Chapter 14: Migration and the Demographic Transformation of Canadian Cities: The Social Geography of Canada’s Major Metropolitan Centres in 2017 — Daniel Hiebert
Section 4: Population Aging
Chapter 15: Aging and Social Security Program Reforms: Canada in International Perspective — Jacques Légaré
Chapter 16: Geographic Dimensions of Aging in Canada, 1991–2001 — Eric G. Moore and Michael A. Pacey
Chapter 17: Misconceptions and Misapprehensions about Population Aging — Ellen M. Gee
Section 5: Population Composition
Chapter 18: The Changing Face of Canada: The Uneven Geographies of Population and Social Change — Larry S. Bourne and Demaris Rose
Chapter 19: Changes in Conjugal Life in Canada: Is Cohabitation Progressively Replacing Marriage? — Céline Le Bourdais and Évelyn Lapierre-Adamcyk
Chapter 20: Shifts in Ethnic Origins among the Offspring of Immigrants: Is Ethnic Mobility a Measurable Phenomenon? — Gustave Goldmann
Chapter 21: From Pre-contact to the Present: The Demography of the Aboriginal Peoples of Canada — Donna Maynard and Don Kerr
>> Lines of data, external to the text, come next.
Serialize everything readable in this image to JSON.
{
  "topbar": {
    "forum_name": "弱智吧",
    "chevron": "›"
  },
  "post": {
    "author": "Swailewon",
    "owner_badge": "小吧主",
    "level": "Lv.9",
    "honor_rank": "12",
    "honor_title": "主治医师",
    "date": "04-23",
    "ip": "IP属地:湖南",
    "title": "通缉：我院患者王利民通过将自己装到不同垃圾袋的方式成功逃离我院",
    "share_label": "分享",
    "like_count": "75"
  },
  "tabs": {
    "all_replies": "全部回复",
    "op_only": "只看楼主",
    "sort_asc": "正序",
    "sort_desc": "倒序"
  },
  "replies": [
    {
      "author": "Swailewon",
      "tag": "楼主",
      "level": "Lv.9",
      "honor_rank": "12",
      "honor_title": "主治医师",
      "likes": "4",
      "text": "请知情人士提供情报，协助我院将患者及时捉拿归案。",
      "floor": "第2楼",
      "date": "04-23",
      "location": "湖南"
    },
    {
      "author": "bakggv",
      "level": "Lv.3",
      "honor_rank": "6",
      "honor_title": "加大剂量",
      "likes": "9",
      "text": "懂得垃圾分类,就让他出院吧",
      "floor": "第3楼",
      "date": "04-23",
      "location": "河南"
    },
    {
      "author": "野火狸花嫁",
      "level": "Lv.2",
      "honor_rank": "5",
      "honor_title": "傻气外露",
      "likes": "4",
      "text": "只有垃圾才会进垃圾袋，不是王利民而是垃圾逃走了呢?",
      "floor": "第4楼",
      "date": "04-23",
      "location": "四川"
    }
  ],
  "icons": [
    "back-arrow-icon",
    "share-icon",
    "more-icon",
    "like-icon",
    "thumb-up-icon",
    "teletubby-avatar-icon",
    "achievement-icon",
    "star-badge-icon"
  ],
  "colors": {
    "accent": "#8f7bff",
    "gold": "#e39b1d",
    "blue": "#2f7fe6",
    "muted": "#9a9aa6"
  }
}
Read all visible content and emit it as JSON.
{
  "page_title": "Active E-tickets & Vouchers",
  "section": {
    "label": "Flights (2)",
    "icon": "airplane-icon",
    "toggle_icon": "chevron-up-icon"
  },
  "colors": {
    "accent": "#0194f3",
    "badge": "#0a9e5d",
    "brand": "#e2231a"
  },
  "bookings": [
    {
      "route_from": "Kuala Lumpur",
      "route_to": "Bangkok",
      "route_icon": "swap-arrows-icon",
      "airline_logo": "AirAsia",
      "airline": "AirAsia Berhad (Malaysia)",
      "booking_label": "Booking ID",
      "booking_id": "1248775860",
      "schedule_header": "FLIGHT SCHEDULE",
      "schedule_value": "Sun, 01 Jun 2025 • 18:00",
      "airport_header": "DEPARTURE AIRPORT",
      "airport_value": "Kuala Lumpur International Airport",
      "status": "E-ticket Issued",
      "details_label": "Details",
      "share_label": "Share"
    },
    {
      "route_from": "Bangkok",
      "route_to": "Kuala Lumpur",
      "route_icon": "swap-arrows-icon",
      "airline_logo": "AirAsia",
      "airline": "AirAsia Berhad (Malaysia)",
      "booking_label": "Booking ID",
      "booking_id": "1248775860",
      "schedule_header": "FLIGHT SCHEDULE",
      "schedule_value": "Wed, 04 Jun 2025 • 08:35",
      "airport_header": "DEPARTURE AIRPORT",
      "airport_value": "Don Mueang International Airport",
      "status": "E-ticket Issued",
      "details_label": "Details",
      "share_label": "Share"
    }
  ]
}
Chapter 22: Spatial Residential Patterns of Selected Ethnic Groups: Significance and Policy Implications — T.R. Balakrishnan and Stephan Gyimah
Chapter 23: Conclusion: Population Change and Policy Implications — Roderic Beaujot and Don Kerr
Appendix: Canadian Population Estimates (1971–2005) and Projections (2005–2031)
Roderic Beaujot is Director of the Population Studies Centre and Professor of Sociology at the University of Western Ontario. His research interests include evolving demographics and implications for social policy in areas such as health, family, labour force, multiculturalism, and education.
Don Kerr is a Professor of Sociology at King’s College, University of Western Ontario. His areas of interest are population studies and Canadian demography. His research has focused on population estimates, the Aboriginal population, and the effects of family change on children.
“This set of readings situates demographic theories and concepts in an applied Canadian perspective…. I think the editors have given the selection of readings a great deal of thought.”
Gustave Goldmann, Statistics Canada and Carleton University
“This book is well organized and at exactly the right academic level for [undergraduate readers]. It provides a comprehensive look at Canadian demography and should fill a void in Canadian demography readings. The book is well balanced for demography courses in history, sociology, and geography.”
Reflowable eTextbooks respond to the size of the device they are viewed on, much like a typical website. This causes them to look different from a traditional book. They may also contain embedded audio, video, or interactive components in addition to the RedShelf Reader’s standard study tools.
What is a Fixed Layout eBook?
A fixed layout eTextbook maintains the look and the feel of a printed textbook. The text is fixed, and the screen size determines the size of the text. These eTextbooks work best on large-screen devices and do not contain any embedded media or interactive content.